The task> The records that follow are to be printed exactly, with no images.

Records from a dataset

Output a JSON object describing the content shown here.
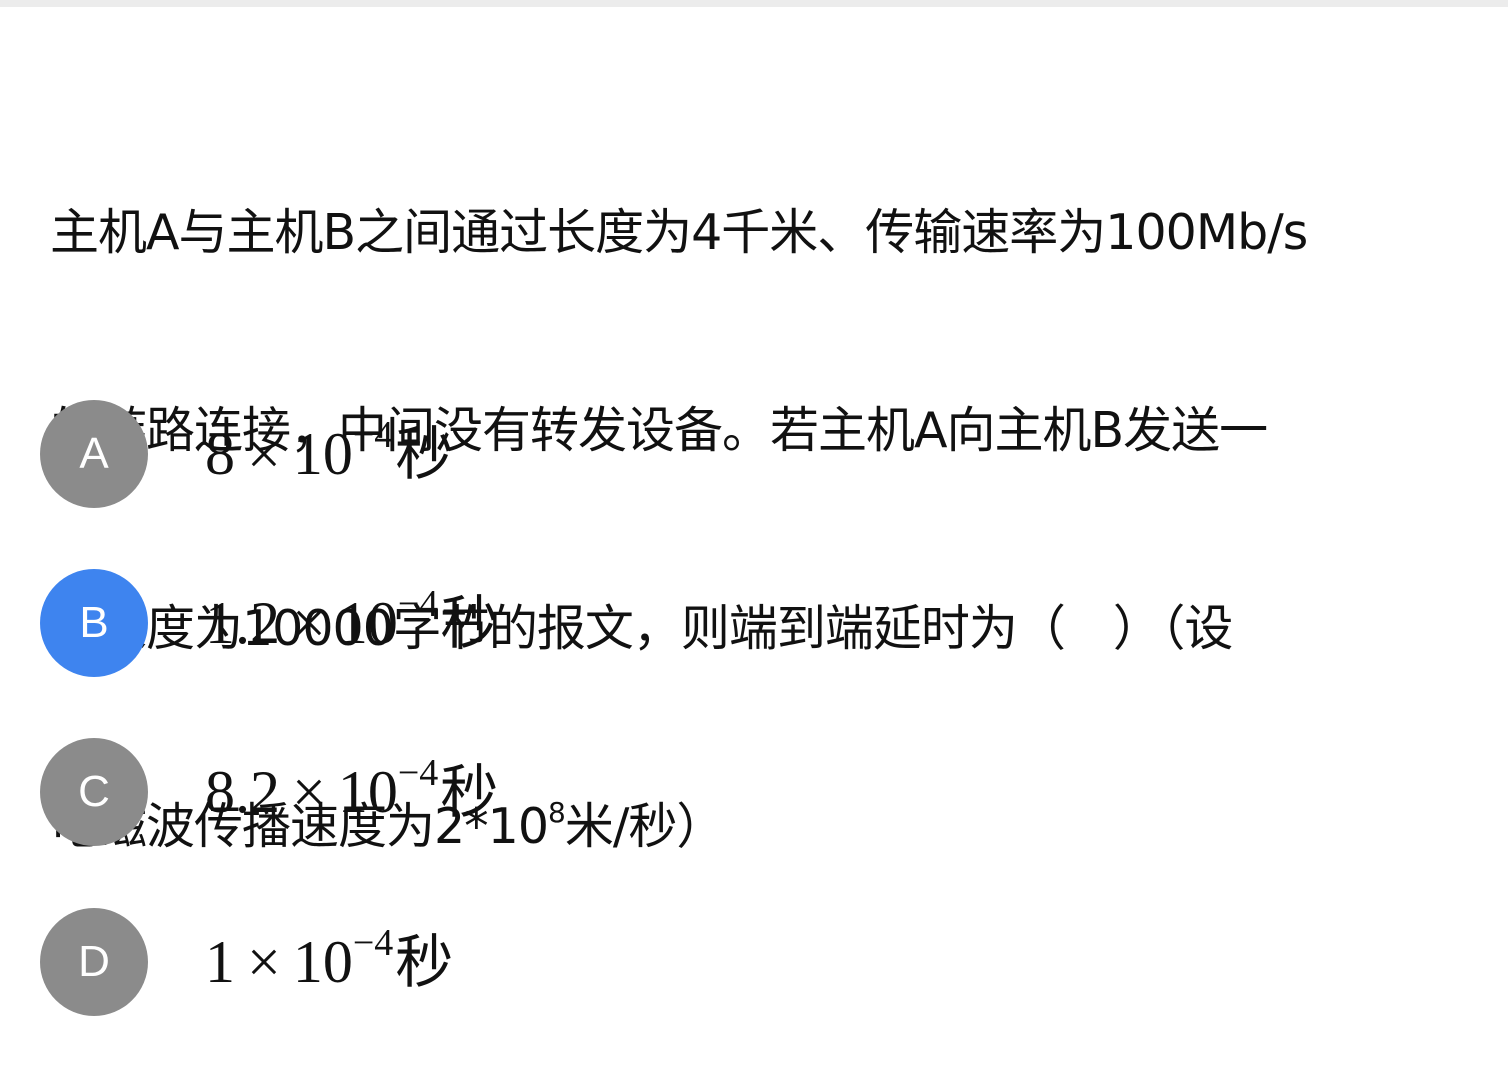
{
  "question": {
    "line1": "主机A与主机B之间通过长度为4千米、传输速率为100Mb/s",
    "line2": "的链路连接，中间没有转发设备。若主机A向主机B发送一",
    "line3": "个长度为10000字节的报文，则端到端延时为（　）（设",
    "line4_before": "电磁波传播速度为2*10",
    "line4_exp": "8",
    "line4_after": "米/秒）"
  },
  "options": [
    {
      "letter": "A",
      "mantissa": "8",
      "times": "×",
      "base": "10",
      "exponent": "−4",
      "unit": "秒",
      "selected": false
    },
    {
      "letter": "B",
      "mantissa": "1.2",
      "times": "×",
      "base": "10",
      "exponent": "−4",
      "unit": "秒",
      "selected": true
    },
    {
      "letter": "C",
      "mantissa": "8.2",
      "times": "×",
      "base": "10",
      "exponent": "−4",
      "unit": "秒",
      "selected": false
    },
    {
      "letter": "D",
      "mantissa": "1",
      "times": "×",
      "base": "10",
      "exponent": "−4",
      "unit": "秒",
      "selected": false
    }
  ],
  "colors": {
    "selected_badge": "#3e84ef",
    "unselected_badge": "#8b8b8b",
    "text": "#111111"
  }
}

Task result>
Output a JSON object describing the content shown here.
{
  "question": {
    "line1": "主机A与主机B之间通过长度为4千米、传输速率为100Mb/s",
    "line2": "的链路连接，中间没有转发设备。若主机A向主机B发送一",
    "line3": "个长度为10000字节的报文，则端到端延时为（　）（设",
    "line4_before": "电磁波传播速度为2*10",
    "line4_exp": "8",
    "line4_after": "米/秒）"
  },
  "options": [
    {
      "letter": "A",
      "mantissa": "8",
      "times": "×",
      "base": "10",
      "exponent": "−4",
      "unit": "秒",
      "selected": false
    },
    {
      "letter": "B",
      "mantissa": "1.2",
      "times": "×",
      "base": "10",
      "exponent": "−4",
      "unit": "秒",
      "selected": true
    },
    {
      "letter": "C",
      "mantissa": "8.2",
      "times": "×",
      "base": "10",
      "exponent": "−4",
      "unit": "秒",
      "selected": false
    },
    {
      "letter": "D",
      "mantissa": "1",
      "times": "×",
      "base": "10",
      "exponent": "−4",
      "unit": "秒",
      "selected": false
    }
  ],
  "colors": {
    "selected_badge": "#3e84ef",
    "unselected_badge": "#8b8b8b",
    "text": "#111111"
  }
}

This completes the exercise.